37. Kasturba's Courage

A medical friend once advised a surgical operation for my wife, to which she agreed after some hesitation. She was getting very thin, and the doctor had to perform the operation without chloroform. It was successful, but she had to suffer much pain. She, however, went through it with wonderful bravery.  The doctor and his wife who nursed her were all attention. This was in Durban. The doctor gave me leave to go to Johannesburg, and told me not to have any anxiety about the patient.

In a few days, however, I received a letter to the effect that Kasturba was worse, too weak to sit up in bed, and had once become unconscious. The doctor knew that he might not, without my consent give her wines or meat. So he telephoned to me at Johannesburg for permission to give her beef tea. I replied saying that I could not grant the permission, but that, if she was in a condition to express her wish in the matter she might be consulted and she was free to do as she liked. “But,” said the doctor, “I refuse to consult the patient's wishes in the matter. You must come yourself. If you do not leave me free to prescribe whatever diet I like, I will not hold myself responsible for your wife's life.”

I took the train for Durban the same day, and met the doctor who quietly broke this news to me : “I had already given Mrs. Gandhi beef tea when I telephoned to you.”

“Now, doctor, I call this a fraud,” said I.

“No question of fraud in prescribing medicine or diet for a patient. In fact we doctors consider it a virtue to deceive patients or their relatives, if thereby we can save our patients,” said the doctor with determination.

I was deeply pained, but kept cool. The doctor was a good man and a personal friend. He and his wife had laid me under a debt of gratitude, but I was not prepared to put up with his medical morals.

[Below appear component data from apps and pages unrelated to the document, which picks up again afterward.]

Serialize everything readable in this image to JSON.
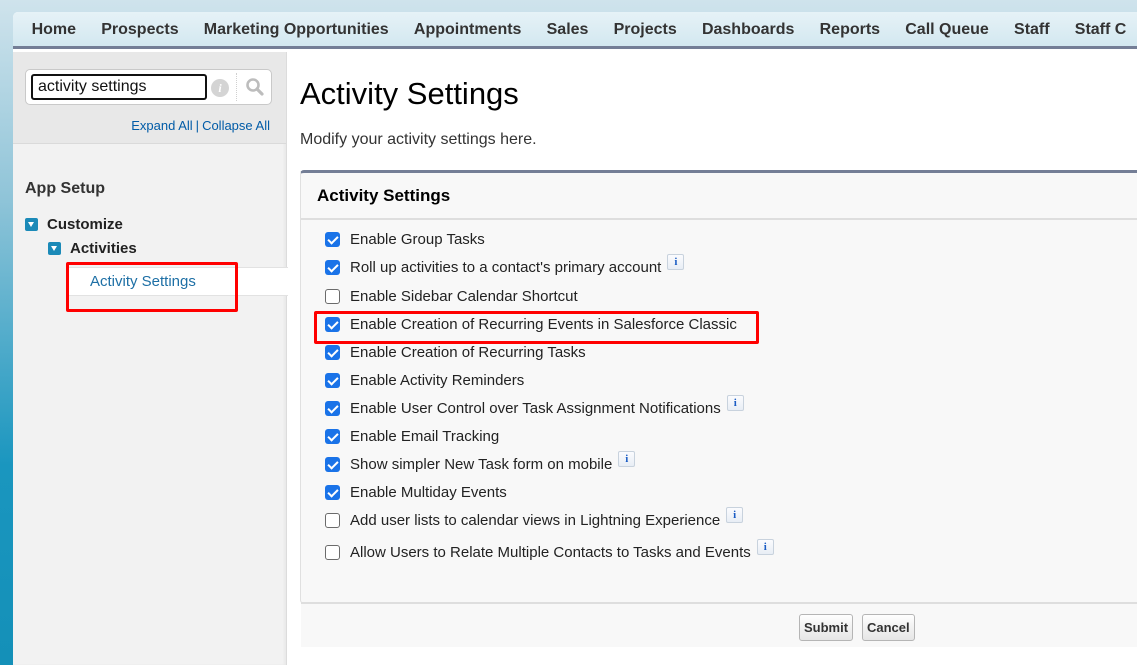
{
  "nav": {
    "tabs": [
      "Home",
      "Prospects",
      "Marketing Opportunities",
      "Appointments",
      "Sales",
      "Projects",
      "Dashboards",
      "Reports",
      "Call Queue",
      "Staff",
      "Staff C"
    ]
  },
  "sidebar": {
    "search": {
      "value": "activity settings",
      "info_icon": "info-icon",
      "search_icon": "search-icon"
    },
    "expand_all": "Expand All",
    "separator": "|",
    "collapse_all": "Collapse All",
    "section_title": "App Setup",
    "tree": {
      "customize": "Customize",
      "activities": "Activities",
      "activity_settings": "Activity Settings"
    }
  },
  "main": {
    "title": "Activity Settings",
    "description": "Modify your activity settings here.",
    "panel": {
      "title": "Activity Settings",
      "options": [
        {
          "label": "Enable Group Tasks",
          "checked": true,
          "info": false
        },
        {
          "label": "Roll up activities to a contact's primary account",
          "checked": true,
          "info": true
        },
        {
          "label": "Enable Sidebar Calendar Shortcut",
          "checked": false,
          "info": false
        },
        {
          "label": "Enable Creation of Recurring Events in Salesforce Classic",
          "checked": true,
          "info": false
        },
        {
          "label": "Enable Creation of Recurring Tasks",
          "checked": true,
          "info": false
        },
        {
          "label": "Enable Activity Reminders",
          "checked": true,
          "info": false
        },
        {
          "label": "Enable User Control over Task Assignment Notifications",
          "checked": true,
          "info": true
        },
        {
          "label": "Enable Email Tracking",
          "checked": true,
          "info": false
        },
        {
          "label": "Show simpler New Task form on mobile",
          "checked": true,
          "info": true
        },
        {
          "label": "Enable Multiday Events",
          "checked": true,
          "info": false
        },
        {
          "label": "Add user lists to calendar views in Lightning Experience",
          "checked": false,
          "info": true
        },
        {
          "label": "Allow Users to Relate Multiple Contacts to Tasks and Events",
          "checked": false,
          "info": true
        }
      ],
      "info_glyph": "i",
      "submit_label": "Submit",
      "cancel_label": "Cancel"
    }
  },
  "colors": {
    "highlight": "#ff0000",
    "link": "#015ba7",
    "checkbox": "#1a73e8",
    "tree_toggle": "#1b8ab8",
    "header_border": "#747e96"
  }
}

“Doctor, tell me what you propose to do now. I would never allow my wife to be given meat or beef, even if the denial meant her death, unless of course she desired to take it.”

“You are welcome to your philosophy. I tell you that, so long as you keep your wife under my treatment, I must have the option to give her anything I wish. If you don't like this, I must regretfully ask you to remove her. I can't see her die under my roof.”

I think one of my sons was with me. He entirely agreed with me, and said his mother should not be given beef tea. I next spoke to Kasturba herself. She was really too weak to be consulted in this matter. But I thought it my painful duty to do so. I told her what had passed between the doctor and myself. She gave a firm reply : “I will not take beef tea. It is a rare thing in this world to be born as a human being, and I would far rather die in your arms than pollute my body with such abominations.”

I pleaded with her. I told her that she was not bound to follow me. I cited to her the instances of Hindu friends and acquaintances who had no scruples about taking meat or wine as medicine. But she was adamant. “No,” said she, “pray remove me at once.”

So we decided to leave the place at once. It was drizzling and the station was some distance. We had to take the train from Durban for Phoenix, whence our Settlement was reached by a road of two miles and a half. I was undoubtedly taking a very great risk, but I trusted in God, and proceeded with my task. I sent a messenger to Phoenix in advance, with a message to West to receive us at the station with a hammock, a bottle of hot milk and one of hot water, and six men to carry Kasturba in the hammock. I got a rickshaw to enable me to take her by the next available train, put her into it in that dangerous condition, and marched away.

Kasturba needed no cheering up. On the contrary, she comforted me, saying : “Nothing will happen to me. Don’t worry.”

She was mere skin and bone, having had no nourishment for days. The station platform was very large and as the rickshaw could not be taken inside, one had to walk some distance before one could reach the train. So I carried her in my arms and put her into the compartment. From Phoenix we carried her in the hammock, and there she slowly picked up strength under water-cure treatment.